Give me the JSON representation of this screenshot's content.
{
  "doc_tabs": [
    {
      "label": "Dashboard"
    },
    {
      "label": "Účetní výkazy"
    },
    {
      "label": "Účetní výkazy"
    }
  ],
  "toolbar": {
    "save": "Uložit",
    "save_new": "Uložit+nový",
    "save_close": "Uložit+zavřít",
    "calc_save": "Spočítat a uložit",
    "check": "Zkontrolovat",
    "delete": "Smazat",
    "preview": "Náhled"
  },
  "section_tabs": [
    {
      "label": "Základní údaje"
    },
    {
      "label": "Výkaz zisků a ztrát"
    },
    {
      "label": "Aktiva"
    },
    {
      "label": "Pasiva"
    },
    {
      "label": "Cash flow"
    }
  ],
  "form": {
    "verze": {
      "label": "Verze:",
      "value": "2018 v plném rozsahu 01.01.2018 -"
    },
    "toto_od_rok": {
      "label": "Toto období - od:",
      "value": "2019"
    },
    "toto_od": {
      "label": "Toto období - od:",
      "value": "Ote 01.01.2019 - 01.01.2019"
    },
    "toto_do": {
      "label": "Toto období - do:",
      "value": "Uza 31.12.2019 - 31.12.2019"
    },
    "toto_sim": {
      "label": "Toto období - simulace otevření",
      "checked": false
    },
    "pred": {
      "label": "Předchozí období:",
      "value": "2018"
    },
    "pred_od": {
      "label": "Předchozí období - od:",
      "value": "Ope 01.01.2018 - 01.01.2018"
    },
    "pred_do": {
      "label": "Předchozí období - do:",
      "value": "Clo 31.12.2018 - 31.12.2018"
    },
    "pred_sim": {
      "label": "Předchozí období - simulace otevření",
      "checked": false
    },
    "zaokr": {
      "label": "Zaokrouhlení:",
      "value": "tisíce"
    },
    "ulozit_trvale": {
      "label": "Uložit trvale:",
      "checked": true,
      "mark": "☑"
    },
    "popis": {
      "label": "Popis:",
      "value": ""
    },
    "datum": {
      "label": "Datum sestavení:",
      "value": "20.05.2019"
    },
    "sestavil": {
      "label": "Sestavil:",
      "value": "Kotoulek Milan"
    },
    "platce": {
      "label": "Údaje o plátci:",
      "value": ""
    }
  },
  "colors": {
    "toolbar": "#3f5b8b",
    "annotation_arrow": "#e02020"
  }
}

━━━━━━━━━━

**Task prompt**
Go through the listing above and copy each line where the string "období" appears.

**Exercise response**
      "label": "Toto období - od:",
      "label": "Toto období - od:",
      "label": "Toto období - do:",
      "label": "Toto období - simulace otevření",
      "label": "Předchozí období:",
      "label": "Předchozí období - od:",
      "label": "Předchozí období - do:",
      "label": "Předchozí období - simulace otevření",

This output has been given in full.